567 S.W.2d 370 (1978)
Willie Lee WILLIAMS, Movant-Appellant, v. STATE of Missouri, Respondent.
Missouri Court of Appeals, St. Louis District, Division Three.
April 25, 1978.
Motion for Rehearing and/or Transfer Denied June 8, 1978.
Application to Transfer Denied July 24, 1978.
Sara T. Harmon, Asst. Public Defender, St. Louis, for movant-appellant.
*371 John D. Ashcroft, Atty. Gen., Michael H. Finkelstein, Asst. Atty. Gen., Jefferson City, for respondent.
GUNN, Presiding Judge.

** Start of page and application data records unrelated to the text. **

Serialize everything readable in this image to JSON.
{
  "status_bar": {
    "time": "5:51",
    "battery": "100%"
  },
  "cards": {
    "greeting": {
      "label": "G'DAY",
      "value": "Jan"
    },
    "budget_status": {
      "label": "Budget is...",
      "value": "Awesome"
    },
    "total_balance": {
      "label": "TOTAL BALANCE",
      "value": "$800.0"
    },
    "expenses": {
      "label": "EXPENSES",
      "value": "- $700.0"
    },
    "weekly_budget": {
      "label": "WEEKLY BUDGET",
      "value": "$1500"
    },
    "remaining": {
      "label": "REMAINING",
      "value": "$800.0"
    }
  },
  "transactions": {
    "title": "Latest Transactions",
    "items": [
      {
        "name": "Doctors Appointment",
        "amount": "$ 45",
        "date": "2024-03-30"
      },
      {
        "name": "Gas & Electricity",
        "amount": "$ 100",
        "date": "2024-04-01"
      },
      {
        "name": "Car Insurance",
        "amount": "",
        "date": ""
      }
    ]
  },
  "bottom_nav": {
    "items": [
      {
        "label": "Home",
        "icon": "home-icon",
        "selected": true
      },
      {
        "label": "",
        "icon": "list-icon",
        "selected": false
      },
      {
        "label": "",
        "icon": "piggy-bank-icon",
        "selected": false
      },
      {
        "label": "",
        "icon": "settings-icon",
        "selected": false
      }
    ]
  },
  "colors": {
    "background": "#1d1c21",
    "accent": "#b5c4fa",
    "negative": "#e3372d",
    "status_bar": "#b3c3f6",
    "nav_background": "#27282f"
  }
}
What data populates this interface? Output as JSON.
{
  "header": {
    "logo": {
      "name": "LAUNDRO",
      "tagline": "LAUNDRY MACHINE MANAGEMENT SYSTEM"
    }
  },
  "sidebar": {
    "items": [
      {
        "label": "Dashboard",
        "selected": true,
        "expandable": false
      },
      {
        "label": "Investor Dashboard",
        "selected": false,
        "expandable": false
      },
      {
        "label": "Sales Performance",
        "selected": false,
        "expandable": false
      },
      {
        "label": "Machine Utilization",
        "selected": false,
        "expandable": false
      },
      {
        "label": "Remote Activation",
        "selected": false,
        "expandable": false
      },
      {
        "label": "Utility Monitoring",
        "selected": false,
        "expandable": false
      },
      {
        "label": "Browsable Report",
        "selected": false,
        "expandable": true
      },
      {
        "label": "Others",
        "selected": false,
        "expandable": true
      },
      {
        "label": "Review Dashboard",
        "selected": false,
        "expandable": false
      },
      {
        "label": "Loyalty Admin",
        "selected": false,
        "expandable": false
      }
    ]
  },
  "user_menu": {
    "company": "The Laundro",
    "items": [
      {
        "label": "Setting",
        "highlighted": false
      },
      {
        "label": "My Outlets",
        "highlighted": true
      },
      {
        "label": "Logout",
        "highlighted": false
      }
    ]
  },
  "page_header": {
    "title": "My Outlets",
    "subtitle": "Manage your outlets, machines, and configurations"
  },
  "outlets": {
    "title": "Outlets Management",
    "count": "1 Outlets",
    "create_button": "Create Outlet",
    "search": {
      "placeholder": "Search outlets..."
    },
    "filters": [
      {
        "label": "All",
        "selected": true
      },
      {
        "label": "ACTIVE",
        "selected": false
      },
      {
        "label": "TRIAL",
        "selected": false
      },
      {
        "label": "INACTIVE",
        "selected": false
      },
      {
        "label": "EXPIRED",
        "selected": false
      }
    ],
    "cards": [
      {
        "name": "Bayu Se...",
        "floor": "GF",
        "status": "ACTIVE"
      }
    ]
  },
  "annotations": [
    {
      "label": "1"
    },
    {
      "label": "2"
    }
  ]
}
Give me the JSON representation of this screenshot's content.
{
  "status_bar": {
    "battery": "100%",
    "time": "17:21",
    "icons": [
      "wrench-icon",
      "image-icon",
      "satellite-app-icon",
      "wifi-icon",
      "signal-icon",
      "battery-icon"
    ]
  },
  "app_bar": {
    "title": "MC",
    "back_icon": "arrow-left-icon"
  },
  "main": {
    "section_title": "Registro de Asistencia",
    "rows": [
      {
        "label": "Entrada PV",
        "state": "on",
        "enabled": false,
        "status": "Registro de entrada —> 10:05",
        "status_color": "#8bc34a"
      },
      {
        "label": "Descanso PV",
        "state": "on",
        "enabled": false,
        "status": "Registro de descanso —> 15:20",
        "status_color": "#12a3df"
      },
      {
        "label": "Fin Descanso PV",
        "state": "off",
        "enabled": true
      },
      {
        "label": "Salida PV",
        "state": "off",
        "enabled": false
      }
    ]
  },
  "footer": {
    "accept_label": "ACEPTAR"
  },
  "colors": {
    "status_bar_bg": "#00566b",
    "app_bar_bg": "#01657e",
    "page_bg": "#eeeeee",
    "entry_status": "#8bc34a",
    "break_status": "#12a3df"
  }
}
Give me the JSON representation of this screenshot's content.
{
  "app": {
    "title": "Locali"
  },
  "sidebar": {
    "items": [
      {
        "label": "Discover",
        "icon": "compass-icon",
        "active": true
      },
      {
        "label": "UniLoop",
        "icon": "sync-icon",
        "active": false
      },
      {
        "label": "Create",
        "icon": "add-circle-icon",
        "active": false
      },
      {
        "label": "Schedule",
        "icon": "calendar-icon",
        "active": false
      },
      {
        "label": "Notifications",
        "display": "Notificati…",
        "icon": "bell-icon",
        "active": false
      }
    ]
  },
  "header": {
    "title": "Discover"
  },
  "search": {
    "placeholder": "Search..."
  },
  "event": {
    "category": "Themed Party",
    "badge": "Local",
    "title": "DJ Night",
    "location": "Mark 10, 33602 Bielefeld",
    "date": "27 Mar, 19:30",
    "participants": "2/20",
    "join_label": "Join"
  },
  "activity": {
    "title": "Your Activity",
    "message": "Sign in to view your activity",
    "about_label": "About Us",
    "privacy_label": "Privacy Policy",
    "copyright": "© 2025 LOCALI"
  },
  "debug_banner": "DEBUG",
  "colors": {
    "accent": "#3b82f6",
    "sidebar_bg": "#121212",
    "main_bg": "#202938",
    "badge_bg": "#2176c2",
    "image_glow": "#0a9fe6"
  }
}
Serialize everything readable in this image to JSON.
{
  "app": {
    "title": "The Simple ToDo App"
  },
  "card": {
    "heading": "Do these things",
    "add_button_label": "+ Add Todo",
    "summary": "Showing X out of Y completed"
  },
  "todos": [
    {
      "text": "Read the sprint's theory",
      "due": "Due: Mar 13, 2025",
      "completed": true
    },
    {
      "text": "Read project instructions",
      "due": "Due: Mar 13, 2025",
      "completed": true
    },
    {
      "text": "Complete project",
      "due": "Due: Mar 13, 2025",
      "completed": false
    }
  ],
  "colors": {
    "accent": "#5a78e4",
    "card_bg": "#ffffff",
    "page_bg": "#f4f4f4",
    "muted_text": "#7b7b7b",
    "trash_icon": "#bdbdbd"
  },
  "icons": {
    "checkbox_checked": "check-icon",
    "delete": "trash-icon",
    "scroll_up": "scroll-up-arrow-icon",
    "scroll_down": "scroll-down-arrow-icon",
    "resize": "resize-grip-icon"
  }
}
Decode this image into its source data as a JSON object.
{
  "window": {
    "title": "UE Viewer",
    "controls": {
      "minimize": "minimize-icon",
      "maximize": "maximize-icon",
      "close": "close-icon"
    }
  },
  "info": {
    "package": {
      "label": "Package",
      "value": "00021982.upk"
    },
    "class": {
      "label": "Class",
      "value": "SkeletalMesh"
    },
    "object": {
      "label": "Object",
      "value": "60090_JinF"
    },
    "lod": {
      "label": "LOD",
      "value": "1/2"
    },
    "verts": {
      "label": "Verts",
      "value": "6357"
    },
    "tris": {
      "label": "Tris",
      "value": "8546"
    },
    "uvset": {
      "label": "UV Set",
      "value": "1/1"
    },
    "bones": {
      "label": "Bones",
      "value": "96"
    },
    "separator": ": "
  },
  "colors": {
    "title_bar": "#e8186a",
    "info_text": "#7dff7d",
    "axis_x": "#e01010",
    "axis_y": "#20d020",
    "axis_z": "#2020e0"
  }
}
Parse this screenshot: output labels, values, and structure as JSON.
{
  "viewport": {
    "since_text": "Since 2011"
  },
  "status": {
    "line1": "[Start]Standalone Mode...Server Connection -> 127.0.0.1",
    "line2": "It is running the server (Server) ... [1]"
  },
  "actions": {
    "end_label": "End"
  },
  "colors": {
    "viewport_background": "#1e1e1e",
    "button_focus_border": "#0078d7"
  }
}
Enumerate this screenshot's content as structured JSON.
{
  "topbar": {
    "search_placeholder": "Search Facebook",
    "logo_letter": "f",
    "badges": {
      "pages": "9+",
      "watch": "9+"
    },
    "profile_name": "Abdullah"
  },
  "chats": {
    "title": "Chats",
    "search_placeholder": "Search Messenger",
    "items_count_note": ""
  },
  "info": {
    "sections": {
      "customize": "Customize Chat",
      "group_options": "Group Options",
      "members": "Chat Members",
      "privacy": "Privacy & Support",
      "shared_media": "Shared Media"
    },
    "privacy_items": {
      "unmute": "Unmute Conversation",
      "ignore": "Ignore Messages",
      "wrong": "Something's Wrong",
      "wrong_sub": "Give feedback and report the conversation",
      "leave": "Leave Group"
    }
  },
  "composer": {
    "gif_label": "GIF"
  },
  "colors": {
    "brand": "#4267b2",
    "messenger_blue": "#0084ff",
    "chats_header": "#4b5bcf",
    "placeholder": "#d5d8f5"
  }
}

Movant appeals the denial of his Rule 27.26 motion seeking to set aside his felony murder and first degree robbery convictions. He has raised four points of alleged error. As none has merit we affirm the denial of the motion.
The facts leading to movant's conviction are found in State v. Williams, 522 S.W.2d 327 (Mo.App.1975). Briefly, movant was convicted of felony murder by reason of a homicide committed by his accomplice during the course of an armed robbery. Movant was found to have actively participated in the robbery.
Movant's first point on appeal from the denial of his 27.26 motion is that he was deprived of his right to due process by reason of alleged error in the burden of proof instruction submitted to the jury. "Matters regarding instructions are trial errors, and not properly subject for review on a Rule 27.26 motion." Williams v. State, 550 S.W.2d 821, 823 (Mo.App.1977). We therefore rule against movant concerning the alleged erroneous instruction.
Movant next claims he was illegally jeopardized twice for the same offense, in that he was tried and convicted of armed robbery as well as felony murder based on that robbery. This point was not raised at trial in movant's motion for new trial nor in his direct appeal. The point is thus not a subject for Rule 27.26 relief. Schleicher v. State, 483 S.W.2d 393 (Mo. banc 1972); Manns v. State, 558 S.W.2d 371 (Mo.App.1977).
Movant's third point charges that his conviction under § 559.010 RSMo 1969, repealed 1975, must be reversed as the felony murder doctrine was unconstitutional as codified. Constitutional questions must be raised at the earliest possible opportunity in order to be preserved. State v. Hegwood, 558 S.W.2d 378 (Mo.App.1977). This Rule 27.26 proceeding is too late to raise movant's constitutional issue for the first time.
Finally, movant asserts that the indictment which charged him with murder first degree, common form, afforded insufficient notice that he could be convicted under the felony murder doctrine. This issue is again a matter which could have been raised in the underlying proceedings; it was not. Hence, this point is not cognizable in a Rule 27.26 motion. Manns v. State, supra.
SIMEONE, C. J., and KELLY, J., concur.